Nid’vei Lev- Donations from the Heart Tammy Kramer -In memory of Rabbi Richard Schachet -In honor of Rabbi Yocheved Mintz Anita Lewy -Nid'vei Lev -In honor of Rabbi Mintz being honored by Friends of IDF Walter Carnwright II -Nid'vei Lev Cindy & Marc Fox -Nid'vei Lev Evelyn & Ken Clark -In memory of Solomon & Jean Tzorfas Carol & Larry Bernstein -In honor of Rabbi Mintz being honored by Friends of IDF


January 8 January 9 January 9 January 10

CALENDAR AT A GLANCE: 6:30 PM Tot Shabbat, Kabbalat Shabbat and Ma’ariv Service 9:30 AM Torah Study 7:30 PM Lach’kor-Explore Series: Strange Rituals we take for granted 4:15 PM Jewlicious Learning 7:00 PM Biblical Hebrew III 7:00 PM Jewish, Alive and American 7:00 PM Ivdu et Hashem B’Simcha-Jewish Liturgy as a Spiritual System 2:00 PM Chanukah Bowl-A-Thon with Indigo at Red Rock Lanes 4:15 PM Jewlicious Learning 7:00 PM Biblical Hebrew III 7:00 PM Jewish, Alive and American 7:30 PM Kabbalat Shabbat and Ma’ariv Service 9:30 AM Torah Study at Indigo Valley 7:30 PM Lach’kor-Explore Series: The Real Reason We Celebrate for 8 days and other facts your mama never told you (Hint: “you are doing it wrong!”) 10:00 AM Yad Squad 4:15 PM Jewlicious Learning 7:00 PM Biblical Hebrew III 7:00 PM Jewish, Alive and American 7:00 PM Ivdu et Hashem B’Simcha-Jewish Liturgy as a Spiritual System 6:30 PM Tot Shabbat, Kabbalat Shabbat and Ma’ariv Service 9:30 AM Torah Study 7:30 PM Lach’kor-Explore Series: X-Rated Jewish Sexual Practices and Pleasures 10:00 AM Yad Squad 4:15 PM Jewlicious Learning 7:00 PM Biblical Hebrew III 7:00 PM Jewish, Alive and American

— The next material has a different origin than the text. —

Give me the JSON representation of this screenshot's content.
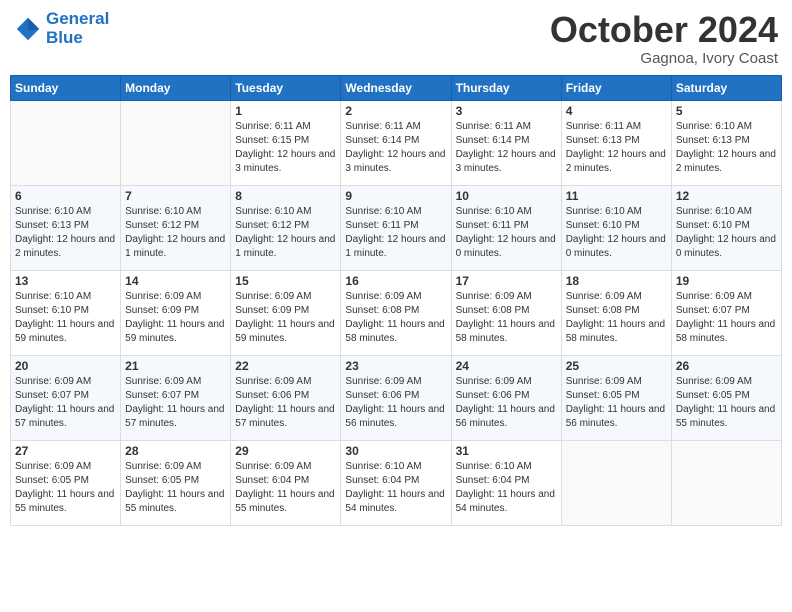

January 20 January 21 January 21 January 29

7:30 PM Kabbalat Shabbat and Ma’ariv Service 9:30 AM Torah Study 7:30 PM Lach’kor-Explore Series: Prostitution in the Ranks 11:30 Brunch with Berkeley: A Roast to Remember

December 2 December 3 December 3 December 5 December 5 December 6 December 7 December 11 December 12 December 12 December 13 December 16 December 17 December 17 December 18 January 2 January 2 January 3 January 4 January 6 January 7 January 7

Blessing for the month of Kislev: May the warmth of your summer days carry you through the winter light of this season. May your roots be establish and rejuvenated for the coming spring. And let us say Amein 22

Congregation P'nai Tikvah's Kol Kiruv - December 2016 – Kislev 5777  

About Congregation P'nai Tikvah - Rekindling the Jewish Spirit. Congregation P'nai Tikvah is a joyful warm, welcoming spiritual home for a...

Congregation P'nai Tikvah's Kol Kiruv - December 2016 – Kislev 5777  

About Congregation P'nai Tikvah - Rekindling the Jewish Spirit. Congregation P'nai Tikvah is a joyful warm, welcoming spiritual home for a...